NASA has announced what it said will be a new era in U.S. space exploration, naming a group of nine astronauts charged with launching into space on private rockets from the United States.
The space agency said on August 3 that the astronauts will launch new generations of spacecraft made and owned by private companies like Boeing and SpaceX into low-Earth orbit and to the International Space Station in coming years.
The astronauts will carry out the first flight tests and missions of two leading Boeing and SpaceX crafts next year, NASA said, with the first test flight of a SpaceX Dragon capsule scheduled for April.
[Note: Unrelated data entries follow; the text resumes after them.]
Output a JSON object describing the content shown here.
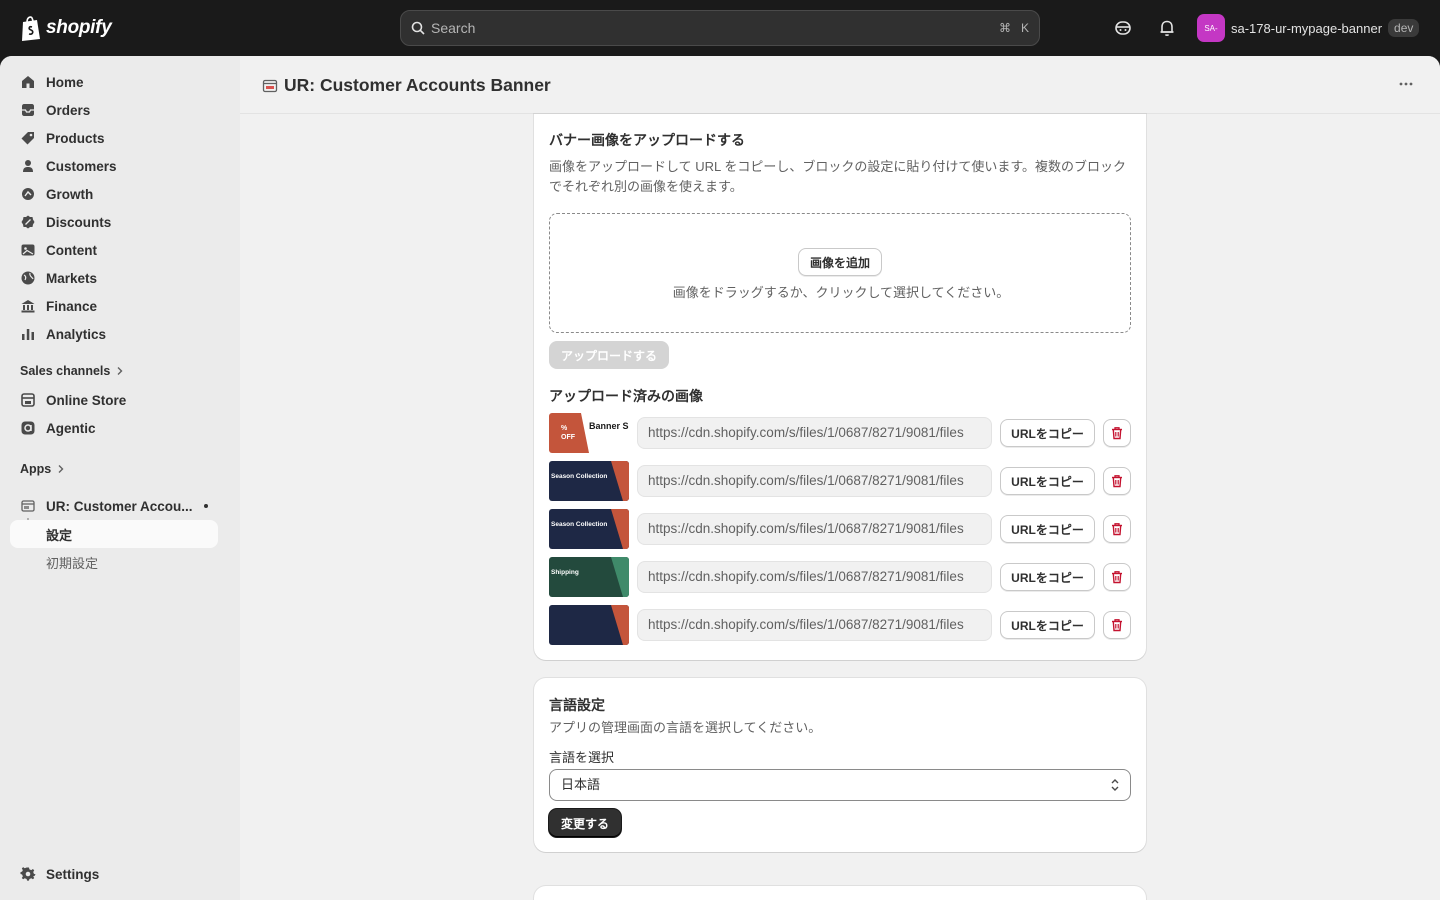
{
  "topbar": {
    "logo_text": "shopify",
    "search_placeholder": "Search",
    "shortcut_cmd": "⌘",
    "shortcut_key": "K",
    "avatar_initials": "SA-",
    "store_name": "sa-178-ur-mypage-banner",
    "store_badge": "dev"
  },
  "sidebar": {
    "items": [
      {
        "label": "Home",
        "icon": "home-icon"
      },
      {
        "label": "Orders",
        "icon": "orders-icon"
      },
      {
        "label": "Products",
        "icon": "products-icon"
      },
      {
        "label": "Customers",
        "icon": "customers-icon"
      },
      {
        "label": "Growth",
        "icon": "growth-icon"
      },
      {
        "label": "Discounts",
        "icon": "discounts-icon"
      },
      {
        "label": "Content",
        "icon": "content-icon"
      },
      {
        "label": "Markets",
        "icon": "markets-icon"
      },
      {
        "label": "Finance",
        "icon": "finance-icon"
      },
      {
        "label": "Analytics",
        "icon": "analytics-icon"
      }
    ],
    "sales_channels_label": "Sales channels",
    "channels": [
      {
        "label": "Online Store",
        "icon": "online-store-icon"
      },
      {
        "label": "Agentic",
        "icon": "agentic-icon"
      }
    ],
    "apps_label": "Apps",
    "app_name": "UR: Customer Accou...",
    "app_sub_items": [
      "設定",
      "初期設定"
    ],
    "settings_label": "Settings"
  },
  "header": {
    "title": "UR: Customer Accounts Banner"
  },
  "upload_card": {
    "title": "バナー画像をアップロードする",
    "description_line1": "画像をアップロードして URL をコピーし、ブロックの設定に貼り付けて使います。複数のブロック",
    "description_line2": "でそれぞれ別の画像を使えます。",
    "add_image_button": "画像を追加",
    "drop_hint": "画像をドラッグするか、クリックして選択してください。",
    "upload_button": "アップロードする",
    "uploaded_heading": "アップロード済みの画像",
    "copy_label": "URLをコピー",
    "images": [
      {
        "url": "https://cdn.shopify.com/s/files/1/0687/8271/9081/files",
        "thumb_text": "Banner S",
        "thumb_badge": "% OFF",
        "thumb_bg": "#ffffff",
        "thumb_accent": "#c4553b"
      },
      {
        "url": "https://cdn.shopify.com/s/files/1/0687/8271/9081/files",
        "thumb_text": "Season Collection",
        "thumb_badge": "",
        "thumb_bg": "#1e2845",
        "thumb_accent": "#c4553b"
      },
      {
        "url": "https://cdn.shopify.com/s/files/1/0687/8271/9081/files",
        "thumb_text": "Season Collection",
        "thumb_badge": "",
        "thumb_bg": "#1e2845",
        "thumb_accent": "#c4553b"
      },
      {
        "url": "https://cdn.shopify.com/s/files/1/0687/8271/9081/files",
        "thumb_text": "Shipping",
        "thumb_badge": "",
        "thumb_bg": "#234a3d",
        "thumb_accent": "#3f8a6a"
      },
      {
        "url": "https://cdn.shopify.com/s/files/1/0687/8271/9081/files",
        "thumb_text": "",
        "thumb_badge": "",
        "thumb_bg": "#1e2845",
        "thumb_accent": "#c4553b"
      }
    ]
  },
  "language_card": {
    "title": "言語設定",
    "description": "アプリの管理画面の言語を選択してください。",
    "select_label": "言語を選択",
    "selected_value": "日本語",
    "submit_button": "変更する"
  },
  "colors": {
    "topbar_bg": "#1a1a1a",
    "page_bg": "#f1f1f1",
    "sidebar_bg": "#ebebeb",
    "danger": "#c4122f",
    "avatar": "#c437c4"
  }
}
NASA hasn't launched a crew from the United States since it retired its space shuttles in 2011. Since then, it has relied on Russia to fly U.S. astronauts into space, with each ride on Russia's Soyuz spacecraft costing NASA about $80 million.
"This is a big deal for our country and we want America to know that we are back," said NASA administrator Jim Bridenstine.
"For the first time since 2011, we are on the brink of launching American astronauts on American rockets from American soil."